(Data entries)
|---|

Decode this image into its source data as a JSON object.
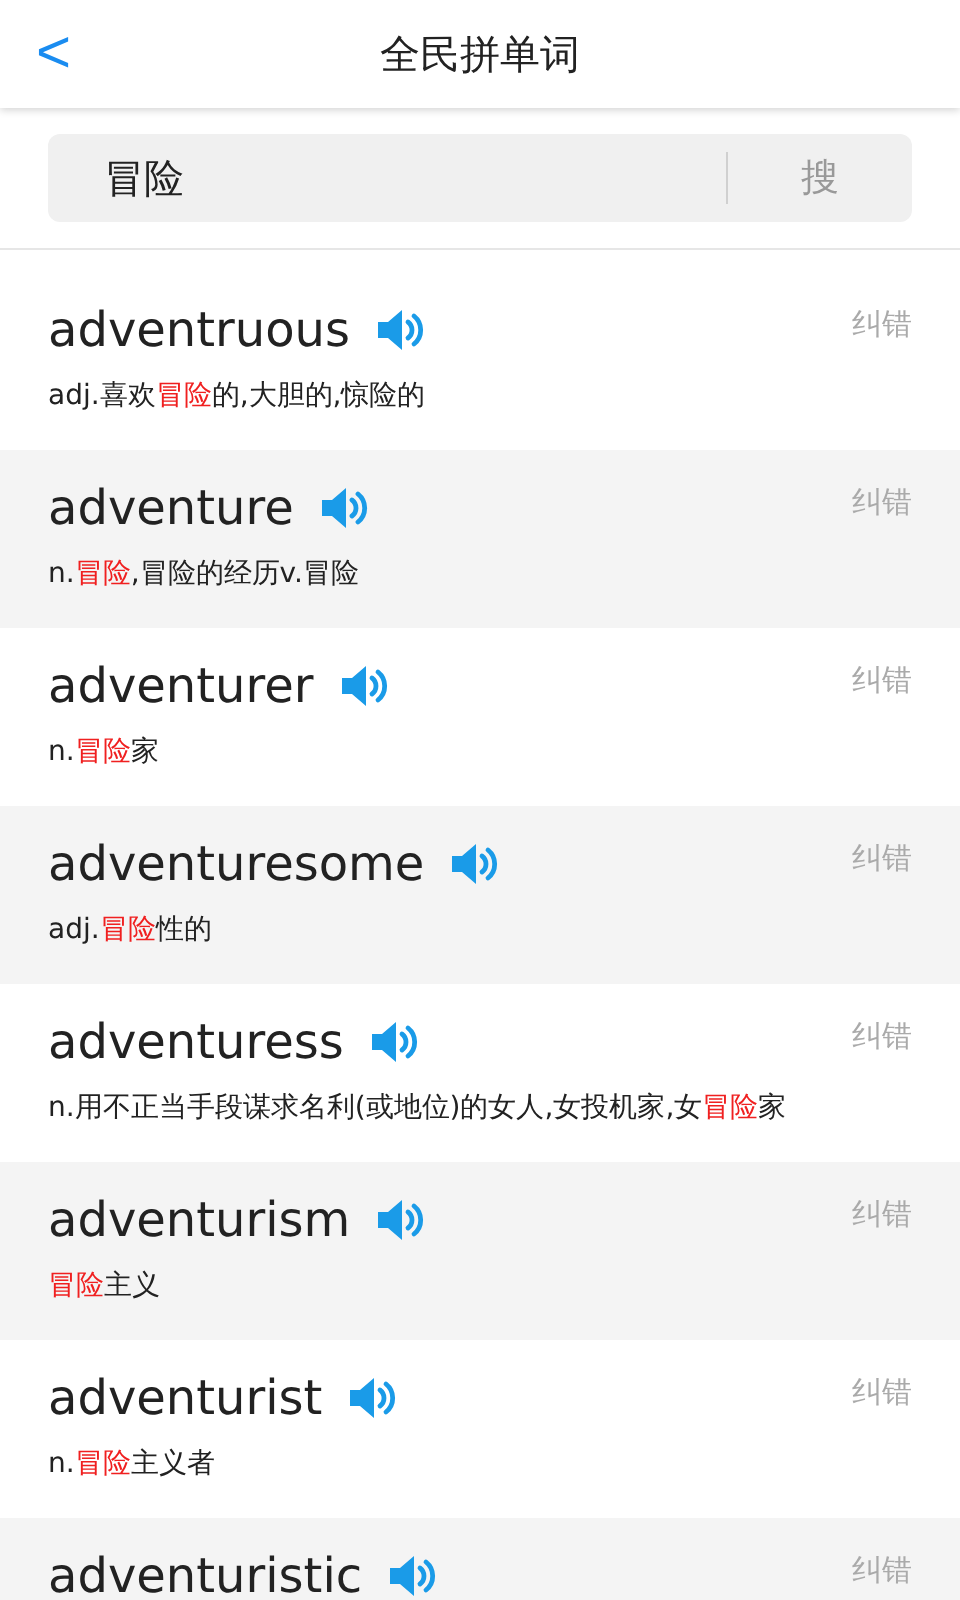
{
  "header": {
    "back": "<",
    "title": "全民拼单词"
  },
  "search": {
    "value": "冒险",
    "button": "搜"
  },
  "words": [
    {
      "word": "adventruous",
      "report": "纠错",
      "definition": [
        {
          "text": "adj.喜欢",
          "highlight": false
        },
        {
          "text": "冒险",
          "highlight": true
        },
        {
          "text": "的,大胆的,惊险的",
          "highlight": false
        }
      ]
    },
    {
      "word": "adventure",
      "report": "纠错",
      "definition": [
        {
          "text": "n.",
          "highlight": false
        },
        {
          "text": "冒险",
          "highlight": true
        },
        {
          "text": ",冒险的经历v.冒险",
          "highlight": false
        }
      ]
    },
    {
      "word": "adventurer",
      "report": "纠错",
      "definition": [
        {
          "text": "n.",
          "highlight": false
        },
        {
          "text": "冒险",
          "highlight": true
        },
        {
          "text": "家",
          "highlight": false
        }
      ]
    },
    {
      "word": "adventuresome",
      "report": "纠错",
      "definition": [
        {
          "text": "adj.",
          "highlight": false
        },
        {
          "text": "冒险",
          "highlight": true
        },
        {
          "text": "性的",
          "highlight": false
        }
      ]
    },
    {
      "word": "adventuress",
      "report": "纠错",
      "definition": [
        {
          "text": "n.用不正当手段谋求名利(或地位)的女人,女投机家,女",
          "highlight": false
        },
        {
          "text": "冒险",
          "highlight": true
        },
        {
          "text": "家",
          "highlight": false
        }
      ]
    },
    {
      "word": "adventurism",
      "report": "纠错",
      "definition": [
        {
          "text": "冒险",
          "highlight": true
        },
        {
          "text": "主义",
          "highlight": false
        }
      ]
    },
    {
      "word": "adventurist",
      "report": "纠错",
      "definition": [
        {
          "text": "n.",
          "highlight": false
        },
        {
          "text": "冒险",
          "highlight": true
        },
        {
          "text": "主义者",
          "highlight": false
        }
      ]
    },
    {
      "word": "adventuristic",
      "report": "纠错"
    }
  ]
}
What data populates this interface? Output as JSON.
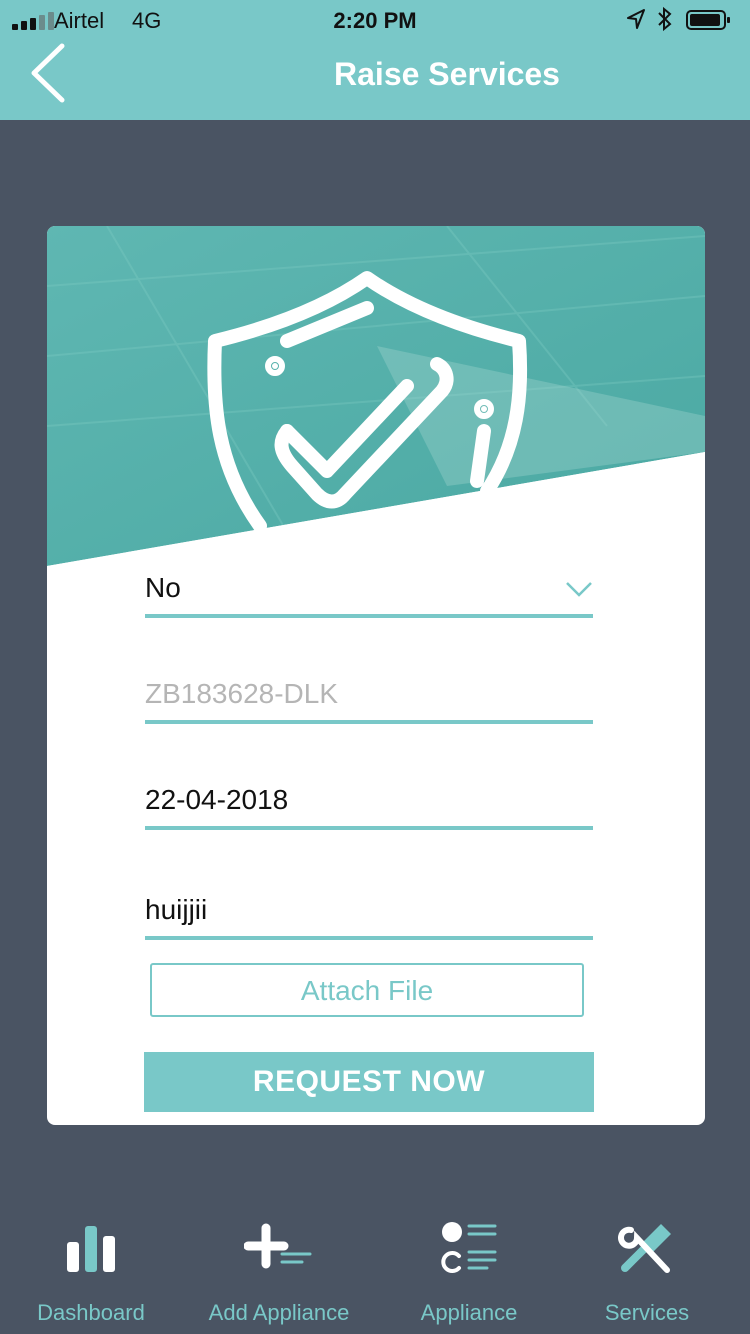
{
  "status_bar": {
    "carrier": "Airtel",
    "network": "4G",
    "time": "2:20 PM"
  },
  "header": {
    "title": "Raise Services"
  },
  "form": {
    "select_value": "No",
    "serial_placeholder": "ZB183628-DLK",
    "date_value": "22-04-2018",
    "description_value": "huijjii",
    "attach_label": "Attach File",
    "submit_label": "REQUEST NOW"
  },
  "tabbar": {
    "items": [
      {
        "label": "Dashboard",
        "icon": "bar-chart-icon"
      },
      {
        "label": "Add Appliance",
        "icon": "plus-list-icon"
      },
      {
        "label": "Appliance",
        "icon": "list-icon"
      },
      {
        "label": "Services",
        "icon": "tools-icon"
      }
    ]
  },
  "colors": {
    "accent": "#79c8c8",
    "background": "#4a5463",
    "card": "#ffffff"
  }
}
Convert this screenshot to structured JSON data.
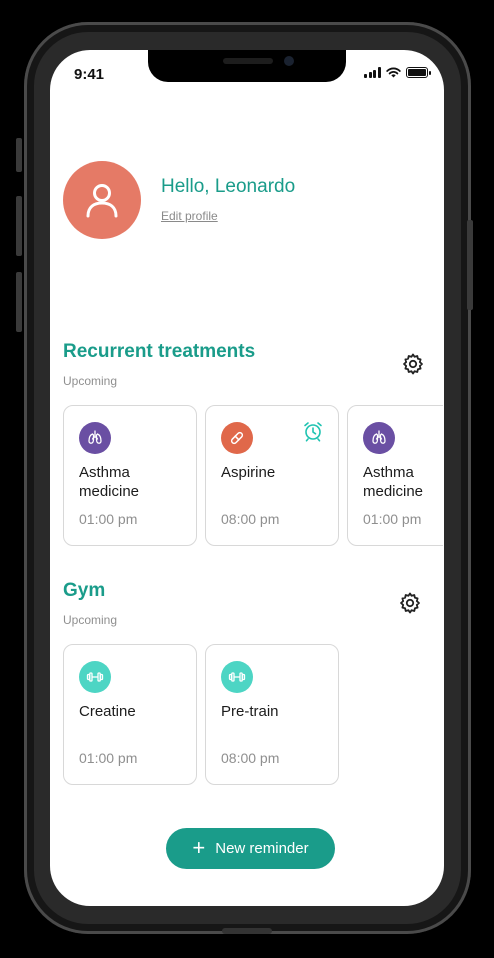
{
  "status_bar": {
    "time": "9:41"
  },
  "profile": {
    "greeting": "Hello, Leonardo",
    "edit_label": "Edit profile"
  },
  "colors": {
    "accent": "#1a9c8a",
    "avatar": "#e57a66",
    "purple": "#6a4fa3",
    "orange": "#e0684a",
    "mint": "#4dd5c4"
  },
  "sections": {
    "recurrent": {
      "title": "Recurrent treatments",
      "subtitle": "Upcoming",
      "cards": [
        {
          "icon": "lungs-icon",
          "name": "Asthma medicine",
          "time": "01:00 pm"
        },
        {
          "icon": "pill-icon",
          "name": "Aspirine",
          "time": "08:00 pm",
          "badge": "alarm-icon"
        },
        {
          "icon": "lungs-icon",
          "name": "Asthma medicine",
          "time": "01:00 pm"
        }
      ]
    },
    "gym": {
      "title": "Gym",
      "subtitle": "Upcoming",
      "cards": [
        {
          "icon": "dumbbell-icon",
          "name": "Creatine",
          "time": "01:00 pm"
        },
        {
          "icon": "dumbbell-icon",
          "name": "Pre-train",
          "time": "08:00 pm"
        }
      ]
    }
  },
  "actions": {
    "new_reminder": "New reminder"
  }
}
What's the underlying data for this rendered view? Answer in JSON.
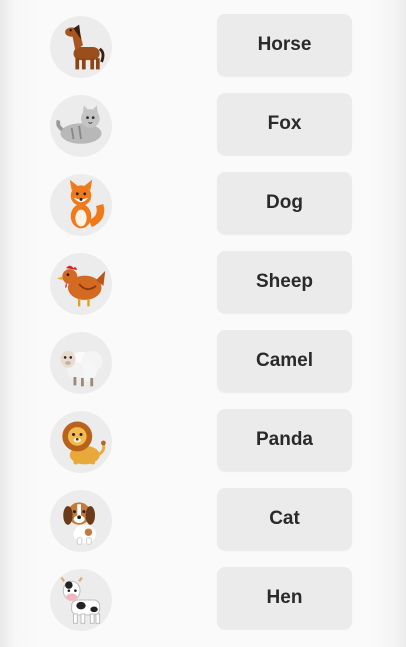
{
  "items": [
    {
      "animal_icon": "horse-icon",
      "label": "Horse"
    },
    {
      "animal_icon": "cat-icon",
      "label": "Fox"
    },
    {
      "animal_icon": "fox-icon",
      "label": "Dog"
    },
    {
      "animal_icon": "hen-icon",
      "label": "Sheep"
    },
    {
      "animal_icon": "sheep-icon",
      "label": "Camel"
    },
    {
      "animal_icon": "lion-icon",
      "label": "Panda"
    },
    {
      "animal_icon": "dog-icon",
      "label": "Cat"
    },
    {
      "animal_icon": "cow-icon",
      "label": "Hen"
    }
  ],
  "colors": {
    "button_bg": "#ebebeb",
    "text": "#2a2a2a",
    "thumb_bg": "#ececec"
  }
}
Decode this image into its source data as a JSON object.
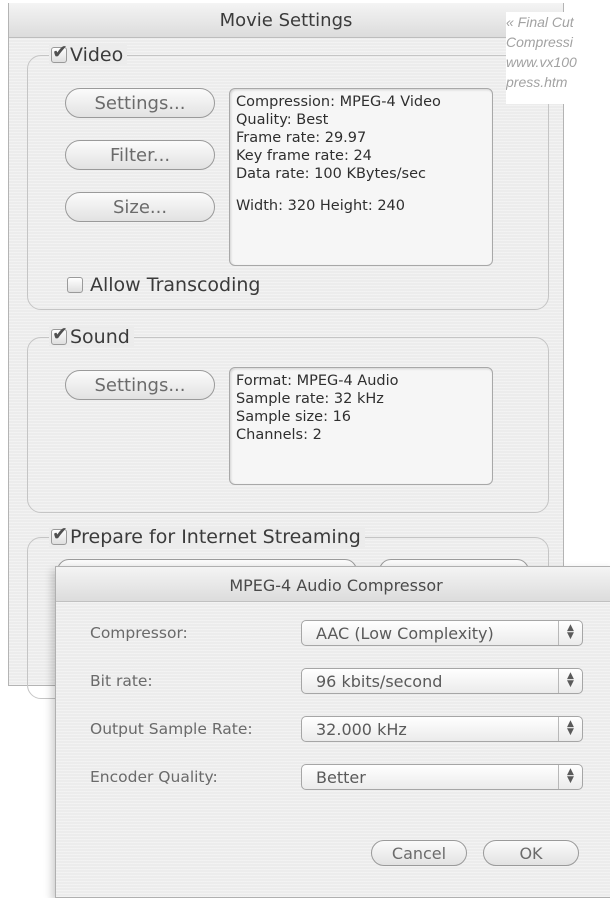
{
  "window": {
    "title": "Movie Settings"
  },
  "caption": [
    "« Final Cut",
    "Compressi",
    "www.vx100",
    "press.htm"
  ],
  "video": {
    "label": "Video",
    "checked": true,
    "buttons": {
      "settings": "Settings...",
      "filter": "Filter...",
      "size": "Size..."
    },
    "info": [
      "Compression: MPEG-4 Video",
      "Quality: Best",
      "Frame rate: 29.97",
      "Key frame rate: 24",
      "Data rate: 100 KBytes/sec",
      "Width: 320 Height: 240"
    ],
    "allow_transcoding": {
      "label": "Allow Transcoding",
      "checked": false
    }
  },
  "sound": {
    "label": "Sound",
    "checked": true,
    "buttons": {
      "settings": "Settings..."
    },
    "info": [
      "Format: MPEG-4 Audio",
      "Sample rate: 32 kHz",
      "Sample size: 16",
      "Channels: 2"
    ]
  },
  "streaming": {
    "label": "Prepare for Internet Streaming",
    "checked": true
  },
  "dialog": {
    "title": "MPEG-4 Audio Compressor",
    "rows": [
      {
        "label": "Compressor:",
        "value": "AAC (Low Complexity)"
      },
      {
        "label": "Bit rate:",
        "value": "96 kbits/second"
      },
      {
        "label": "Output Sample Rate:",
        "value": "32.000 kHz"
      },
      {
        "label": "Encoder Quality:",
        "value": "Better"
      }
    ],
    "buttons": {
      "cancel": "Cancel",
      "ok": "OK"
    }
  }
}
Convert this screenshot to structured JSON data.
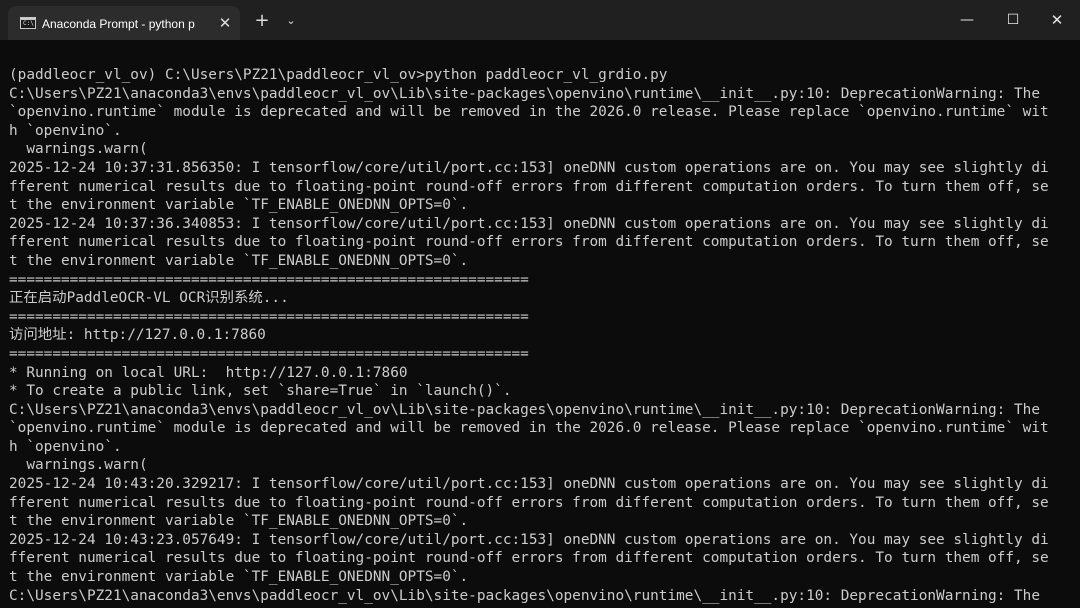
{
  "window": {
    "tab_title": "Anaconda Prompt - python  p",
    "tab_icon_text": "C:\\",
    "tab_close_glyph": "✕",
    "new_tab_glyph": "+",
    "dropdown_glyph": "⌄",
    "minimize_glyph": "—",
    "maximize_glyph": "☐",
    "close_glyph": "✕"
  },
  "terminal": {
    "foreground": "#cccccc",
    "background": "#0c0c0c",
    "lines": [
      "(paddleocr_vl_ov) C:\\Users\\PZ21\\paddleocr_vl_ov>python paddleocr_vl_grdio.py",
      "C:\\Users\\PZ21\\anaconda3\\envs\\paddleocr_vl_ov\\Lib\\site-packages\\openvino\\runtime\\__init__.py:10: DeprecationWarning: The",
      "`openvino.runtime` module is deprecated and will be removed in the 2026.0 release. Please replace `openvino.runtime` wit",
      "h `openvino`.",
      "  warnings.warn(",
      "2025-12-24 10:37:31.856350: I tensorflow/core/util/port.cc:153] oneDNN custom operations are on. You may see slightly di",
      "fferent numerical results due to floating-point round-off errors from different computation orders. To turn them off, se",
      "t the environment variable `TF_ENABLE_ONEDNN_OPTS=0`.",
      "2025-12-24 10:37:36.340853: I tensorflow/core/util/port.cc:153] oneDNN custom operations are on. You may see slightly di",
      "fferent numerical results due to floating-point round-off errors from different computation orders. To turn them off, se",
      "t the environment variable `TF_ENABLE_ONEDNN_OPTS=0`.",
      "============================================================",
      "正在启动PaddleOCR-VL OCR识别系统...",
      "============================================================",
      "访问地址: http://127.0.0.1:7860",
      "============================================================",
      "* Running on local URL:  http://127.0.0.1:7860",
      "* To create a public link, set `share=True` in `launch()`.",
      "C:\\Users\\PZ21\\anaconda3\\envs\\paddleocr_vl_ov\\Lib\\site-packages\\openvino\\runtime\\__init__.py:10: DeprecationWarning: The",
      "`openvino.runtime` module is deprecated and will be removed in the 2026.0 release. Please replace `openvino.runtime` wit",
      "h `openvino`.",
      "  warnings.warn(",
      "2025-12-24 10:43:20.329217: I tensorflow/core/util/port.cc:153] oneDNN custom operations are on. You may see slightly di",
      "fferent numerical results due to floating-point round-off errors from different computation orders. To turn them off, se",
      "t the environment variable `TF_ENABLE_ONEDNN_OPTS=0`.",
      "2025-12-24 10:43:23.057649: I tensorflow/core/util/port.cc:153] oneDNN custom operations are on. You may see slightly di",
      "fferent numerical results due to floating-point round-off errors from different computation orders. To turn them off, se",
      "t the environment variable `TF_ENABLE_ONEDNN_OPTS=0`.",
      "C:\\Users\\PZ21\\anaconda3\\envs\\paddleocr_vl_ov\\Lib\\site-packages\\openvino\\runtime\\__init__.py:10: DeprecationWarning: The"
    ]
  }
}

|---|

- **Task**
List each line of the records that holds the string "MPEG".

- **Answer to this problem**
      "Compression: MPEG-4 Video",
      "Format: MPEG-4 Audio",
    "title": "MPEG-4 Audio Compressor",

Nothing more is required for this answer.